The American Bullfrog (Rana catesbeiana) is the largest frog found in Arizona, but it is not native here. American Bullfrogs were introduced to Arizona from eastern North America. Because they remain in the aquatic tadpole stage for one to three years, these non-native frogs are only found in areas of permanent fresh water. American Bullfrogs are very common in the Sweetwater Wetlands here in Tucson.
Male and female American Bullfrogs can be told apart by the size of the tympanum (the circular external ear located behind the eye). The tympanum of female American Bullfrogs is the same size as the eye or smaller, while the tympanum of the males is much larger than the eye.
Male American Bullfrogs are known for their extraordinarily loud, deep, mooing calls that can be heard over great distances. The males are very territorial and will physically defend sections of the shoreline from other males.

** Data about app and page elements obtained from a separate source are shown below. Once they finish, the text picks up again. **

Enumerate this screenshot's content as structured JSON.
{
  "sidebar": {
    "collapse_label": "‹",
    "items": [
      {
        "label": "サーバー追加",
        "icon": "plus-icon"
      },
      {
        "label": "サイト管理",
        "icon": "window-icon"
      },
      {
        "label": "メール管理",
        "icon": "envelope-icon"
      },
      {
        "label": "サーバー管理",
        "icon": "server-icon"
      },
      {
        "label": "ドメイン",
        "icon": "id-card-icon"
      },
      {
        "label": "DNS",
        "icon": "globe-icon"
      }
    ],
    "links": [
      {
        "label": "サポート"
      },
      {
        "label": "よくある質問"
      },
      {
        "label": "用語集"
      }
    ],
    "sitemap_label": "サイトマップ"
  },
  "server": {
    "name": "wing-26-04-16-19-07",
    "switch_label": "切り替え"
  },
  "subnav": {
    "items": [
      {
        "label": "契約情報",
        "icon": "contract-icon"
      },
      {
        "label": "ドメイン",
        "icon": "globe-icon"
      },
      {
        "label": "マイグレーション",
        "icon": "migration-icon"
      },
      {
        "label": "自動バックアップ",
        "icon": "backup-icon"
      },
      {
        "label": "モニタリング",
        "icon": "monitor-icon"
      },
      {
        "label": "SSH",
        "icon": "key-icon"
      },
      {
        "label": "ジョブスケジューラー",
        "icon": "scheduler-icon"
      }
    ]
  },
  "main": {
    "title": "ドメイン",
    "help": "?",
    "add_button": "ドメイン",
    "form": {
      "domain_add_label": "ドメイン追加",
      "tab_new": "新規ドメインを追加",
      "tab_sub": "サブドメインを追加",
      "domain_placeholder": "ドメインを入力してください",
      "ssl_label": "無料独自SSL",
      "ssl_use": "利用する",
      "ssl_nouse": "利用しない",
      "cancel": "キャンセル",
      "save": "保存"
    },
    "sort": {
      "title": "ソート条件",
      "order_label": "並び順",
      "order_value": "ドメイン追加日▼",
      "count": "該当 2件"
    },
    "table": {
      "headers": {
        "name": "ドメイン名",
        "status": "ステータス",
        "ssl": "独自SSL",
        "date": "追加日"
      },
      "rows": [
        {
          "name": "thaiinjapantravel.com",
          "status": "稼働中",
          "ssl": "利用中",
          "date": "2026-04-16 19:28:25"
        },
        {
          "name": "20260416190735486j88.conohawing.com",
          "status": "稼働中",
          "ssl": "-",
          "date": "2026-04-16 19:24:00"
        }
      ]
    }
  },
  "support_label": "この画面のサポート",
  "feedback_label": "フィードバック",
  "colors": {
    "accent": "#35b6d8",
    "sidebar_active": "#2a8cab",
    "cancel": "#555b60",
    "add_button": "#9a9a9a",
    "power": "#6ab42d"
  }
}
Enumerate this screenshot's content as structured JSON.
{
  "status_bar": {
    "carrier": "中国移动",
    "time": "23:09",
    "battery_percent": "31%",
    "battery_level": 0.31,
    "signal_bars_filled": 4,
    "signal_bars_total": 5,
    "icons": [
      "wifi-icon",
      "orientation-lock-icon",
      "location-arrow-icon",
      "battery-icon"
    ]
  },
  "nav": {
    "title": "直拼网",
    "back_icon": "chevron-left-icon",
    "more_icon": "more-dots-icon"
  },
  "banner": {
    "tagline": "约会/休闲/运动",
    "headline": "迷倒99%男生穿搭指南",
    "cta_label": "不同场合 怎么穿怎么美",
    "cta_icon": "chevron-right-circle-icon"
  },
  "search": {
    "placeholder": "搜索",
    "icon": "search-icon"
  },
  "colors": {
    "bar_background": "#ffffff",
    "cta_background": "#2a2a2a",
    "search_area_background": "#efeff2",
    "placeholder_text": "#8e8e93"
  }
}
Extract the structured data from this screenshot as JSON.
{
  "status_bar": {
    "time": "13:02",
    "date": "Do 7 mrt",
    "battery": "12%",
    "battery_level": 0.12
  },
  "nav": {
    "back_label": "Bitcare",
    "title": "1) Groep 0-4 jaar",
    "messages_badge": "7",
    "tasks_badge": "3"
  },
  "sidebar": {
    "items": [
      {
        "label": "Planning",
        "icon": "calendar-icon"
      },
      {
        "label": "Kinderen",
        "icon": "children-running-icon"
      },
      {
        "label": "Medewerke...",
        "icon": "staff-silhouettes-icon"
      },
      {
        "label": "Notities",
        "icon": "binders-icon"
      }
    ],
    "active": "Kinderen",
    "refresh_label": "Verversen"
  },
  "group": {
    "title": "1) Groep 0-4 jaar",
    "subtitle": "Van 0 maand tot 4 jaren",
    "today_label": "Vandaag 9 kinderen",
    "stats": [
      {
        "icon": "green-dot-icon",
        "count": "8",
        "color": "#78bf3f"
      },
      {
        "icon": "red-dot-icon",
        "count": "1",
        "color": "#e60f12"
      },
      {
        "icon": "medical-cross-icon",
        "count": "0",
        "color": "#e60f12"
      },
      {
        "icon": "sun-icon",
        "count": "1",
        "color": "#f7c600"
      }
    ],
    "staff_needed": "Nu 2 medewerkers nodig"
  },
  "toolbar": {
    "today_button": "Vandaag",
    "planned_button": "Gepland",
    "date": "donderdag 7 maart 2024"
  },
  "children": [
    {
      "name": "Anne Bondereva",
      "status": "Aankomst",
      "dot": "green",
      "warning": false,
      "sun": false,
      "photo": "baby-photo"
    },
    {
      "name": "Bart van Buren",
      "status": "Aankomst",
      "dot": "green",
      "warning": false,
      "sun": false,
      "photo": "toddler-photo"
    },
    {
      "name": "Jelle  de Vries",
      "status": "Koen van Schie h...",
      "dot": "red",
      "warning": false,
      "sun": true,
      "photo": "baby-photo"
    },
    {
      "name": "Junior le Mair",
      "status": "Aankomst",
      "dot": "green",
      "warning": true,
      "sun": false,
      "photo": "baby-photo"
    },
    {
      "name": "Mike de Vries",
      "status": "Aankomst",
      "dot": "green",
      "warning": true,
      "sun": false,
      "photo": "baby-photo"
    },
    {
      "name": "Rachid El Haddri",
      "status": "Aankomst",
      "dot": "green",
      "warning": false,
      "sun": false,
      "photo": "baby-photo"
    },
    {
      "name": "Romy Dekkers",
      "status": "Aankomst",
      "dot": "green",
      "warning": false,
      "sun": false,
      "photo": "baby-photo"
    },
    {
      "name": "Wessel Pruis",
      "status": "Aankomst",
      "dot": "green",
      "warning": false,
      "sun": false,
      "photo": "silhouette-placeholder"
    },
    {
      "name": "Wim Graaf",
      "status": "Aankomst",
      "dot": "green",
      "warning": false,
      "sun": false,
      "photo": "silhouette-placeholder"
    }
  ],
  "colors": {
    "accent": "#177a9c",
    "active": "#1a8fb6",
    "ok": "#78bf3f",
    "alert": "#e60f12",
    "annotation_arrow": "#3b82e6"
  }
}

American Bullfrogs are voracious predators and will capture and eat any creature that will fit into their gaping mouths, including smaller individuals of their own species. In areas where they have been introduced, American Bullfrogs prey on native frog species and may actually be driving some of them to extinction. American Bullfrogs are such adaptable predators that they have even been observed capturing and eating low-flying bats.